One of them, Harold Hilgard Tittman Jr., was the U.S. representative to the Vatican. “His memoirs,” Catananti recounts, “are full of anecdotes about the complicated life of that period. His family, thanks to a series of fortunate circumstances, however, enjoyed a truly privileged logistical accommodation. A building all for them. And according to some sources Tittman did not disdain to make intelligence firsthand. Pretending to be a tour guide in St. Peter’s Basilica, he passed on encrypted information which then flew to Washington. “
The freedom of this tiny state frightened many, and therefore, everyone was trying to find out what was going on inside those solemn but narrow walls. “Everyone was spying on everyone,” Catananti explains. Even the barber of the Gendarmerie, at the end of the war, will prove to be an informant being paid by Italian police.
The “storm,” above all, raged for the nine months (Sept. 8, 1943-June 4, 1944) of the Nazi occupation of Rome. The real risk was that Hitler gave the order to invade the Vatican and capture the pope. Since this event was far from theoretical, Catananti discovered the pope’s defense plan, the existence of which was unknown thus far, written and kept in the Archive of the Gendarmerie. But the use of weapons, after a thorough reflection, was excluded. “The Secretariat of State did not want weapons to be used. Instead the plan spoke of resisting — passive but energetic resistance — with fire hydrants. Then, with progressive setbacks around the apostolic palace, gendarmes and noble guards would shield the pope, in order to protect him from harm,” Catananti wrote.
Aftermath of the storm

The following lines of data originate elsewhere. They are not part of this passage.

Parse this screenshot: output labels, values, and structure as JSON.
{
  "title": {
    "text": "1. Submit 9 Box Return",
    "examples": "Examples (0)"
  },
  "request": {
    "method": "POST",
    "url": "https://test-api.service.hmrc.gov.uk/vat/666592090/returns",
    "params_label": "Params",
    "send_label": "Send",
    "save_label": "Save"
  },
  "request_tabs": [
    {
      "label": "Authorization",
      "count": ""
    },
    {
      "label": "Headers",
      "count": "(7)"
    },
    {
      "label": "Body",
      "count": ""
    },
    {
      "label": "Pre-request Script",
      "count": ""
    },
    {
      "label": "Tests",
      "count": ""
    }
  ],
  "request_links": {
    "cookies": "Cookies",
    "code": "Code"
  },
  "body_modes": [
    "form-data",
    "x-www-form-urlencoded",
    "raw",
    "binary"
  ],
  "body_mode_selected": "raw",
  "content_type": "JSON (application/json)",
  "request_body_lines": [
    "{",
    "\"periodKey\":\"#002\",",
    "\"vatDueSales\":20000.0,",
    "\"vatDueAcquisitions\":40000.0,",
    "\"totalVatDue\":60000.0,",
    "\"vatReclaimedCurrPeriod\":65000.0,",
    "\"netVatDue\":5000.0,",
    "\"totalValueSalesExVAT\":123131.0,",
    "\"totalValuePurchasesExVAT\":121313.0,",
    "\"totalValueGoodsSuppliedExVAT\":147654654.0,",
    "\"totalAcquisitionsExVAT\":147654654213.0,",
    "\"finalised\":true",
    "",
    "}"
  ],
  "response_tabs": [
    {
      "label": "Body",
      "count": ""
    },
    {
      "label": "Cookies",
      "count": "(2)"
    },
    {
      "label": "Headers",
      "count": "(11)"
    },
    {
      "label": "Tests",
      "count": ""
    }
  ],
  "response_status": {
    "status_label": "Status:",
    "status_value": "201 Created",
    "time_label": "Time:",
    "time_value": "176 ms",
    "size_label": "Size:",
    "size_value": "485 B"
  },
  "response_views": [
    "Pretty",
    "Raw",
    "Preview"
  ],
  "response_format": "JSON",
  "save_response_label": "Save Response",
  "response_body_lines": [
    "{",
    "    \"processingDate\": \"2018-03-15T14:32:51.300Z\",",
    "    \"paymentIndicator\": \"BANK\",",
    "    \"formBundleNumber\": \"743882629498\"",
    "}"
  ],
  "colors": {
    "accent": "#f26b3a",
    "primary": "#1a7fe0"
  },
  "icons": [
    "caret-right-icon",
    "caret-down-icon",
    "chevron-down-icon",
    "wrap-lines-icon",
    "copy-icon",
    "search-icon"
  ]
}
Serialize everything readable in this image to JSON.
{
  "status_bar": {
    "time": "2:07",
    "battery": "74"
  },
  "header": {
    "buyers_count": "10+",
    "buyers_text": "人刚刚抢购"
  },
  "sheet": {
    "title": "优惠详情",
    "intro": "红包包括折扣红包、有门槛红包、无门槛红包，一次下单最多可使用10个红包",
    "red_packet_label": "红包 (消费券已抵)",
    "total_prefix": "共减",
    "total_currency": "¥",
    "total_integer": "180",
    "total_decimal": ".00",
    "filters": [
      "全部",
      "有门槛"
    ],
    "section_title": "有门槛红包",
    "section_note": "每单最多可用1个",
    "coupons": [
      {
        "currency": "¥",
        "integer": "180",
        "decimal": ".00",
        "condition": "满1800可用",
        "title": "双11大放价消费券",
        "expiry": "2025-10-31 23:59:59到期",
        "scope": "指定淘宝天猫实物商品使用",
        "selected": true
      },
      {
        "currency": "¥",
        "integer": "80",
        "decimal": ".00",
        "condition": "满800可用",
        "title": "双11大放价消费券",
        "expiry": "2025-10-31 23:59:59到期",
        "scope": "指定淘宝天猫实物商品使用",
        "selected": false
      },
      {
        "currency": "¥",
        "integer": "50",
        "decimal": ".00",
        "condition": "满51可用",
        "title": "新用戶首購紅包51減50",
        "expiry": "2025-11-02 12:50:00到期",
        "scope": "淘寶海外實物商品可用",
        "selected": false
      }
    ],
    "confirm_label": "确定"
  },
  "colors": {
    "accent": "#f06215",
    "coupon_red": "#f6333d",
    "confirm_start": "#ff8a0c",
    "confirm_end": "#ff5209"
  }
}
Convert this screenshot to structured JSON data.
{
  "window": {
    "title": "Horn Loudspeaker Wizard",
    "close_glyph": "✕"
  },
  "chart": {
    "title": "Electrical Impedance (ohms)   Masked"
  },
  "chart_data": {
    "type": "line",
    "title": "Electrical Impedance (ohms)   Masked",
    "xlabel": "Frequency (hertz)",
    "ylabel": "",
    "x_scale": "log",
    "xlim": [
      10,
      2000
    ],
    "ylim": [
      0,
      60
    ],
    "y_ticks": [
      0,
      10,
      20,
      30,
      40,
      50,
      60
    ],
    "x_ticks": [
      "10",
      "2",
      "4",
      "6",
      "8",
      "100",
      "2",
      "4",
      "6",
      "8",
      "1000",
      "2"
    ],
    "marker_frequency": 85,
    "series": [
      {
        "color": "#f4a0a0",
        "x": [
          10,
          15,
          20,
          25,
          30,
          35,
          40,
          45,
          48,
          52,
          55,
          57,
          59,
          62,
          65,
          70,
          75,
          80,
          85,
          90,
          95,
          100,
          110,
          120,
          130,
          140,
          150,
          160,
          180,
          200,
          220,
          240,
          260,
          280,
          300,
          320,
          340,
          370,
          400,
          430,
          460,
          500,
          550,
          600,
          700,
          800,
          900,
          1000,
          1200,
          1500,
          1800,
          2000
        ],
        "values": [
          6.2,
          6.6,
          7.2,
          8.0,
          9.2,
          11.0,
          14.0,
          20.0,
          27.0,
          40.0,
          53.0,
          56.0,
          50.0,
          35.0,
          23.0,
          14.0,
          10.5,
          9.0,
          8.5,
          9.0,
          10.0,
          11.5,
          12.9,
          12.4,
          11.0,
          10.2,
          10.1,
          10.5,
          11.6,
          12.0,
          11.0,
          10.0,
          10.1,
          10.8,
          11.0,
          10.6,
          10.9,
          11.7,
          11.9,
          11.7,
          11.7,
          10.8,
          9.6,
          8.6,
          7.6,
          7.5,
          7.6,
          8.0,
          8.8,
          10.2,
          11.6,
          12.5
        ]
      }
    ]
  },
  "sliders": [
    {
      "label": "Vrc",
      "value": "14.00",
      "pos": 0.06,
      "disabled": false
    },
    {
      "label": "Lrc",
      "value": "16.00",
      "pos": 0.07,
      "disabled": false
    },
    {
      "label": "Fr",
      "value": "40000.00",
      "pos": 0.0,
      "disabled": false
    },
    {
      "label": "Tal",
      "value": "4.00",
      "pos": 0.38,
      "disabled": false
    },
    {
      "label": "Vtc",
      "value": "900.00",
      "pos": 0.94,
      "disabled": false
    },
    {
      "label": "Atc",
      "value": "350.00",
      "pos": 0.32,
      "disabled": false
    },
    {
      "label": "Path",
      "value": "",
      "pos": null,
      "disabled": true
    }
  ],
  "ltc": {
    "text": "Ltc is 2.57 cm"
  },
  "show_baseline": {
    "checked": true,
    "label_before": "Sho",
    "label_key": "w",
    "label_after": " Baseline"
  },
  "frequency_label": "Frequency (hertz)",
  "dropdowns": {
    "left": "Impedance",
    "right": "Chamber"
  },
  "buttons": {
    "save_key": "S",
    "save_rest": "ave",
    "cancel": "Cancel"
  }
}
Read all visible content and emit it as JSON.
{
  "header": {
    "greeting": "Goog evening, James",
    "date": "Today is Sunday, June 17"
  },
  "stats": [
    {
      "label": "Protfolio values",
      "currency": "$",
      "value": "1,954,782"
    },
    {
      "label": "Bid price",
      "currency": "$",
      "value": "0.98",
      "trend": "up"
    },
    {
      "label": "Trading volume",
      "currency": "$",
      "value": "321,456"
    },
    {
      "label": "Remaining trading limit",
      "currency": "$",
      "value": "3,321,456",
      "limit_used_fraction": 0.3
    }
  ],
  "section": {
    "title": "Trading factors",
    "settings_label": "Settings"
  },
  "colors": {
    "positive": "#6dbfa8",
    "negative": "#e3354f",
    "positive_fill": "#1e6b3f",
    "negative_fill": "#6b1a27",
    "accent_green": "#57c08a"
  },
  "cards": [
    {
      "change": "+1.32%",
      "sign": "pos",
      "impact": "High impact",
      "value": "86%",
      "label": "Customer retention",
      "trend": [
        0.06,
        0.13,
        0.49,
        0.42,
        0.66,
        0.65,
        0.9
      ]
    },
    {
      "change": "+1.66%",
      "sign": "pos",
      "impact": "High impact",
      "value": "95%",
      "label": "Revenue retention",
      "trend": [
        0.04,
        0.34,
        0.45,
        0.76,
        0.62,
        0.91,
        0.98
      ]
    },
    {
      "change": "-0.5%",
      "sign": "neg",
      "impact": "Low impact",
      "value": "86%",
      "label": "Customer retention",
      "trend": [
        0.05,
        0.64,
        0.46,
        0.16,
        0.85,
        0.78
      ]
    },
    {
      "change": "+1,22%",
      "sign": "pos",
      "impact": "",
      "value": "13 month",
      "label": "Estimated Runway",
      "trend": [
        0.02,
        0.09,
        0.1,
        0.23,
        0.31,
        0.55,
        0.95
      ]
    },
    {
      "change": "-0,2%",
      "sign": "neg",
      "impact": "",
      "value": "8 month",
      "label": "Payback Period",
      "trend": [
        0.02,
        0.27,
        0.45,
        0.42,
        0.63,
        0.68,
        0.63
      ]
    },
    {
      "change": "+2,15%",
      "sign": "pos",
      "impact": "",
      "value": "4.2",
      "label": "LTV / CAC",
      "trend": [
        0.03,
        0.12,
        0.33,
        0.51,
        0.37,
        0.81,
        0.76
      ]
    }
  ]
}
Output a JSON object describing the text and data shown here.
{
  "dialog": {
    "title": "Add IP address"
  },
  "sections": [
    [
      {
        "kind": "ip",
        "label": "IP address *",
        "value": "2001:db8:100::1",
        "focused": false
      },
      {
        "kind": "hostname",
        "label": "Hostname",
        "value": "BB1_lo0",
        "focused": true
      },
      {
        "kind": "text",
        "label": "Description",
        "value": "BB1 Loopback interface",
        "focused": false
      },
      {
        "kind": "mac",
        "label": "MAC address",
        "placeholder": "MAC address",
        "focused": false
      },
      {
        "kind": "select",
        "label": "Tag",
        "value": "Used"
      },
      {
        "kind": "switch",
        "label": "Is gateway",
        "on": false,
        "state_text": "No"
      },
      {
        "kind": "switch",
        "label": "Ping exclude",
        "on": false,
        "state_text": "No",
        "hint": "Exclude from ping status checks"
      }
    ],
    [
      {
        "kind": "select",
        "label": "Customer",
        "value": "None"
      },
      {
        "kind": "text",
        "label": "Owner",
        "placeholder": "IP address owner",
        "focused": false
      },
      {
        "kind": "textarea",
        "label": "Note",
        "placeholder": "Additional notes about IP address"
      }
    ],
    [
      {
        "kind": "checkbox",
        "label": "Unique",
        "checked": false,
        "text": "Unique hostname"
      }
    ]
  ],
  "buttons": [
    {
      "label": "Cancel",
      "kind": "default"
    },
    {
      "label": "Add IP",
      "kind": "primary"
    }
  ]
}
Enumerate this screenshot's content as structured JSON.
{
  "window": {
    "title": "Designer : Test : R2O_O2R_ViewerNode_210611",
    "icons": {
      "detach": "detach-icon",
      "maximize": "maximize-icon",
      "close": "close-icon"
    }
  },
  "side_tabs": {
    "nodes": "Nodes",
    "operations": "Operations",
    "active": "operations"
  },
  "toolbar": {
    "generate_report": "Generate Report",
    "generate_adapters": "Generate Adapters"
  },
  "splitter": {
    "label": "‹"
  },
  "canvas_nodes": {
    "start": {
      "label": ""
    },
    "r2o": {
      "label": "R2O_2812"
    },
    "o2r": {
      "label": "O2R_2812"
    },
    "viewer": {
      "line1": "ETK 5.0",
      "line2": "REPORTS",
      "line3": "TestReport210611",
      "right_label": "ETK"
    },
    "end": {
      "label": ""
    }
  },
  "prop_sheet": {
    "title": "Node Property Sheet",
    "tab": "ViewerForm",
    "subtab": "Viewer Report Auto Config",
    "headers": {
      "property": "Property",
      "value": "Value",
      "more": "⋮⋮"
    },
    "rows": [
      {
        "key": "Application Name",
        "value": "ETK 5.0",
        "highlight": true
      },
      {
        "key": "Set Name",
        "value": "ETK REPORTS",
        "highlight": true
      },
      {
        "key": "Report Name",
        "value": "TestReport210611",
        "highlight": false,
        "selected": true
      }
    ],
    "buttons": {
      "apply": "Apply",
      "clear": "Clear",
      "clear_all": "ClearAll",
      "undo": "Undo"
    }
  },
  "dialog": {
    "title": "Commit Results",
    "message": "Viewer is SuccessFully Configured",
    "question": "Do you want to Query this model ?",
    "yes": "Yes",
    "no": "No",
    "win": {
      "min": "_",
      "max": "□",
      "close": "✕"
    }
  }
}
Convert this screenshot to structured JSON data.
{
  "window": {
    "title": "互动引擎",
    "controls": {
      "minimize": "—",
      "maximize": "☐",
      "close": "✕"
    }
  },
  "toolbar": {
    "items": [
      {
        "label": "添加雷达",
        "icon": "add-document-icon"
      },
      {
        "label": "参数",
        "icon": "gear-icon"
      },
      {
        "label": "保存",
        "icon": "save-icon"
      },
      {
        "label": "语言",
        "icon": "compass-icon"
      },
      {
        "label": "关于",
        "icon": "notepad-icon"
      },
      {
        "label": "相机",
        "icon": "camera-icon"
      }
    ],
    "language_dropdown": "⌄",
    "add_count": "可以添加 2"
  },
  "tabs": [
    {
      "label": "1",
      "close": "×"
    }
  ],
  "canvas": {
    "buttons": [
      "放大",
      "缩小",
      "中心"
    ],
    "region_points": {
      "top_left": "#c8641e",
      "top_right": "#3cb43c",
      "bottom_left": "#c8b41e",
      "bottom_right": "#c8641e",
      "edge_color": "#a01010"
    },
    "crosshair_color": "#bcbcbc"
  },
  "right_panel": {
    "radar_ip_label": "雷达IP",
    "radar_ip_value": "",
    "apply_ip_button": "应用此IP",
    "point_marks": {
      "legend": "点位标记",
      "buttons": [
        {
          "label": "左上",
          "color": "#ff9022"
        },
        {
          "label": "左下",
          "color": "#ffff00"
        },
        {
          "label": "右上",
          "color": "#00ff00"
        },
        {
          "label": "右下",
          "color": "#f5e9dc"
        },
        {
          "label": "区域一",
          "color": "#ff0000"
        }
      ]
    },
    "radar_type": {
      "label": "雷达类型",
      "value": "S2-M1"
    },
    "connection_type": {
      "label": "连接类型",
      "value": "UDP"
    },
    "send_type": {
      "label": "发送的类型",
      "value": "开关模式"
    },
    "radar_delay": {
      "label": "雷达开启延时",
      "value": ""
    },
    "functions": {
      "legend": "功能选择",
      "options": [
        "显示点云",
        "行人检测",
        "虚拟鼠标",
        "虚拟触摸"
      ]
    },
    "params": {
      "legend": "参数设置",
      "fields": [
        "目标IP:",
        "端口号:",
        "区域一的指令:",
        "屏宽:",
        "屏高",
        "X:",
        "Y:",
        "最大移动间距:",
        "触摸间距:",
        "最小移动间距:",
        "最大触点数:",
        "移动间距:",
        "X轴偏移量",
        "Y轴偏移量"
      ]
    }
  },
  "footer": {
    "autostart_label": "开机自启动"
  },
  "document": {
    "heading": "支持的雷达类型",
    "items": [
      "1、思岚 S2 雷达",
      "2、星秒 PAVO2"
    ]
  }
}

Finally, the story tells, the storm passed, but Pope Pius XII was left with the reputation of being a silent and complicit pope toward Hitler’s criminal intent.
This, however, Catananti explains, is not the reality, as demonstrated by the documents from the Gendarmerie’s archives.
“Pius XII preferred to act rather than speak,” Catananti underscores. “Although not having new elements, the idea that I made based on all my research is that Pius XII preferred action over words. … Cardinal Domenico Tardini, when serving as Substitute of the Vatican Secretary of State, as early as the mid-1930s, defined him as ‘silent as a statue.'”
Pius XII preferred working behind the scenes, Catananti suggests, “to avoid worse evils.”
“With Hitler’s madness,” he stresses, “one could not joke. I realize that his silence is not easy to understand and justify by those who paid certain prices. But I believe that Pius XII had adopted, by rational choice, an underground strategy of war on Nazism. Even the German resistance asked him for this silence.”
While a small part of these archives was regrettably destroyed in the 1970s when the building that holds the archives flooded, the surviving documents still speak volumes.
Deborah Castellano Lubov writes from Rome.